Comment: Re:U-verse (Score 1) 427

by dgatwood (#48933789) Attached to: FCC Officially Approves Change In the Definition of Broadband

Real-world LTE speeds only qualify as broadband if you're very close to the tower. By the time you get into two-bar territory (where their LTE network is "available"), you'll be lucky to get EDGE speeds, and at one bar, you'll be lucky to get any data at all. Yet technically, LTE is available in all those places. That's the problem with wireless; the speed falls off a cliff as distance increases.

Comment: Re:Power Costs (Score 1) 255

In a curiously ironic twist, the hardware designed to protect consumer-grade disks from damage ends up destroying them. As I understand it, a number of fairly recent consumer drives exhibit a higher than normal failure rate because the heads break off of the arms when they collide with the park ramp. This is, at least in part, a consequence of making the arms smaller and lighter to improve seek times.

Comment: Re:Lot's of bad ideas here... (Score 1) 250

by dgatwood (#48919389) Attached to: Ask Slashdot: Best Medium For Personal Archive?

At more than 8 cents per gigabyte, archival DVDs are horribly expensive. You could cycle your backups across three hard drives for about the same amount of money, and then you have three backups instead of one.

Not to mention... have you ever tried backing up your 4 TB hard drive onto a spindle of 1,000 DVDs? Have you ever seen a spindle of 1,000 DVDs? It's slightly taller than an average person.

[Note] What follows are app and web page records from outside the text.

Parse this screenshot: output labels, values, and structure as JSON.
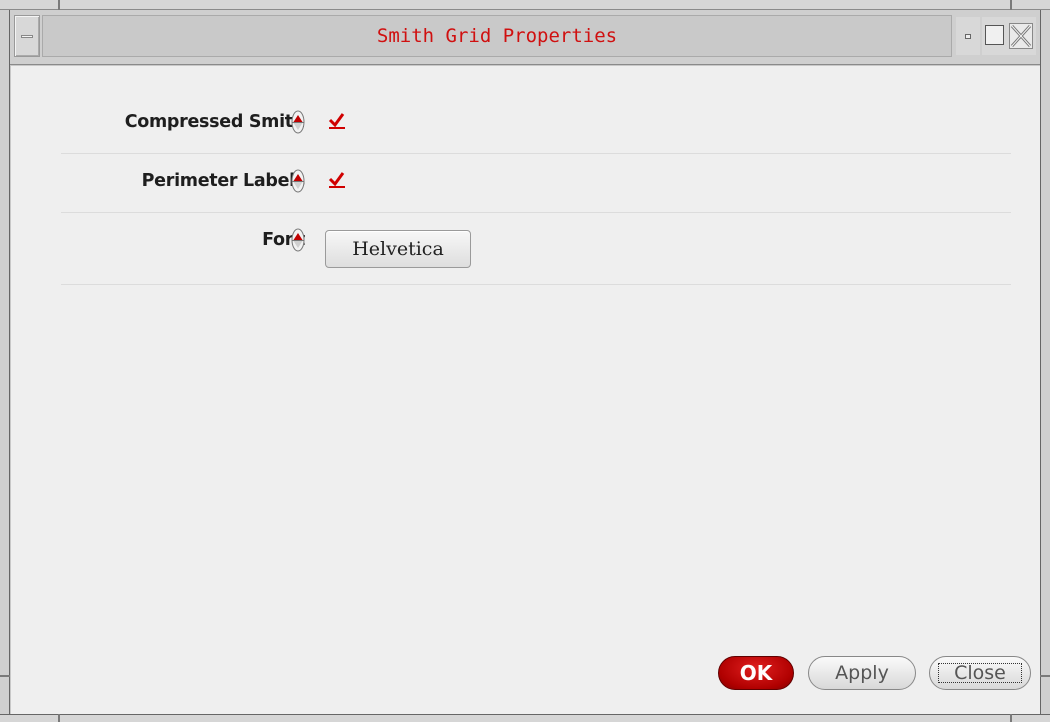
{
  "window": {
    "title": "Smith Grid Properties",
    "title_color": "#d01010",
    "icons": {
      "menu": "window-menu-icon",
      "minimize": "minimize-icon",
      "maximize": "maximize-icon",
      "close": "close-icon"
    }
  },
  "form": {
    "rows": [
      {
        "label": "Compressed Smith",
        "type": "checkbox",
        "checked": true
      },
      {
        "label": "Perimeter Labels",
        "type": "checkbox",
        "checked": true
      },
      {
        "label": "Font",
        "type": "button",
        "value": "Helvetica"
      }
    ]
  },
  "footer": {
    "ok_label": "OK",
    "apply_label": "Apply",
    "close_label": "Close"
  },
  "colors": {
    "accent": "#c00000",
    "check": "#d00000",
    "background": "#efefef"
  }
}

Yes, if you don't have much data, you can do what you're proposing, but....

Hard drives are really the only viable backup medium unless you have a big enough collection of data for tape drives to make sense—maybe Blu-Ray, but only if you don't have more than about a 100-disc spindle worth of data (2.5 or 5 TB) to back up (and really, most people lose interest at more like ten or fifteen discs).

Comment: Re:Pair of external HD's (Score 1) 250

by dgatwood (#48919305) Attached to: Ask Slashdot: Best Medium For Personal Archive?

I think the point was that after you clone your backup drive to a new one, you can reuse the drive to replace or expand your main system drive, whereas once you burn an optical disc, "reburning" means throwing away the old plastic (or keeping an extra copy around). This effectively makes optical media a lot more expensive than magnetic media.

Comment: Roswell (Score 1) 476

by dgatwood (#48908127) Attached to: Best 1990s Sci-fi show?

Admittedly, Roswell barely qualifies as 1990s, because it began in 1999, but it was one of the better sci-fi shows I've seen. Among other things, it turned the genre on its head by being told from the perspective of aliens, in the present day, on Earth. It had a lot of things going against it, of course, with network politics being the big one, and season two strayed awfully far into X-Files territory, but it had good writing, good acting, and much like Stargate, it didn't take itself too seriously, somehow managing just the right blend of humor, romance, dramatic tension, etc. And in spite of the main characters being teenagers, it managed to almost entirely avoid the usual teen drama that you'd expect to clog up such a series.

My favorite funny moment had to be when Jonathan Frakes (playing himself) told one of the alien teenagers that he just didn't make a believable alien. And my favorite episode was the Christmas special; it was almost pure character development, did nothing to drive the plot, but it was a breathtaking tear-jerker that gave a lot of insight into the main characters' personalities.

If you haven't seen Roswell, it's worth a look.

Happiness is a positive cash flow.

Working...